Please copy each line of the records below that holds the word "Featured".

[Data records for software interfaces]
★ ★ ★ ★ ★

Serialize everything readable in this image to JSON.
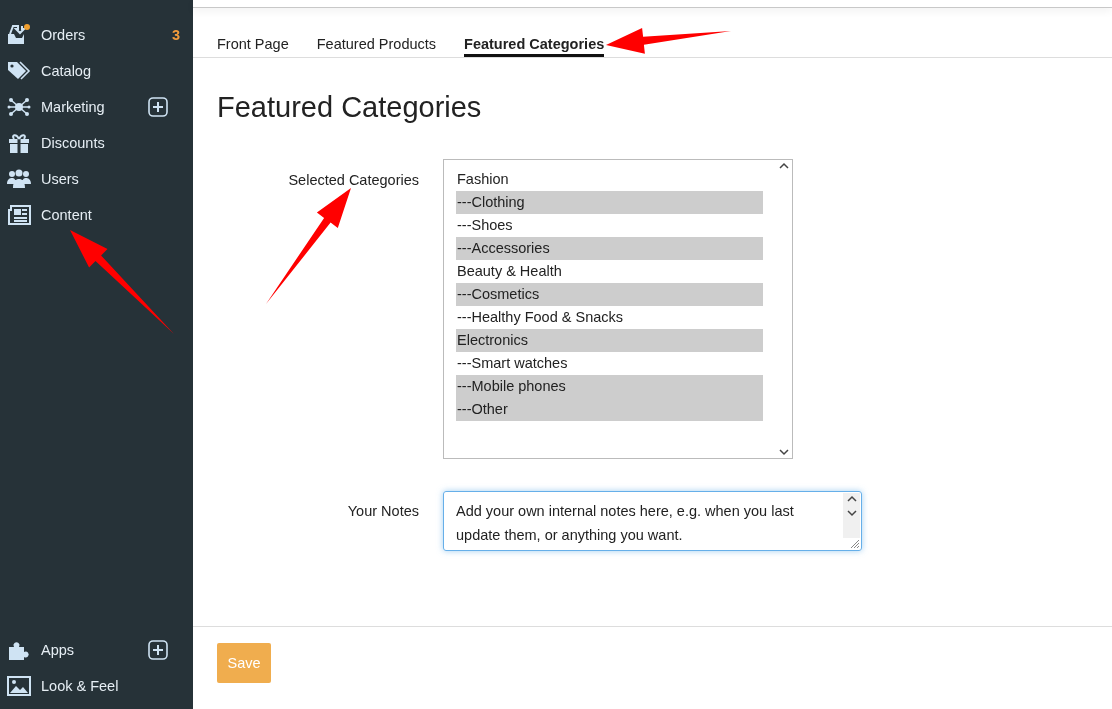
{
  "sidebar": {
    "items": [
      {
        "label": "Orders",
        "badge": "3",
        "add_button": false
      },
      {
        "label": "Catalog",
        "add_button": false
      },
      {
        "label": "Marketing",
        "add_button": true
      },
      {
        "label": "Discounts",
        "add_button": false
      },
      {
        "label": "Users",
        "add_button": false
      },
      {
        "label": "Content",
        "add_button": false
      }
    ],
    "bottom_items": [
      {
        "label": "Apps",
        "add_button": true
      },
      {
        "label": "Look & Feel",
        "add_button": false
      }
    ]
  },
  "tabs": [
    {
      "label": "Front Page",
      "selected": false
    },
    {
      "label": "Featured Products",
      "selected": false
    },
    {
      "label": "Featured Categories",
      "selected": true
    }
  ],
  "heading": "Featured Categories",
  "categories_field": {
    "label": "Selected Categories",
    "options": [
      {
        "label": "Fashion",
        "selected": false
      },
      {
        "label": "---Clothing",
        "selected": true
      },
      {
        "label": "---Shoes",
        "selected": false
      },
      {
        "label": "---Accessories",
        "selected": true
      },
      {
        "label": "Beauty & Health",
        "selected": false
      },
      {
        "label": "---Cosmetics",
        "selected": true
      },
      {
        "label": "---Healthy Food & Snacks",
        "selected": false
      },
      {
        "label": "Electronics",
        "selected": true
      },
      {
        "label": "---Smart watches",
        "selected": false
      },
      {
        "label": "---Mobile phones",
        "selected": true
      },
      {
        "label": "---Other",
        "selected": true
      }
    ]
  },
  "notes_field": {
    "label": "Your Notes",
    "value": "Add your own internal notes here, e.g. when you last update them, or anything you want."
  },
  "save_button": "Save"
}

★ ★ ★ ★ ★

_Written solution_:
      "label": "Featured Products",
      "label": "Featured Categories",
  "heading": "Featured Categories",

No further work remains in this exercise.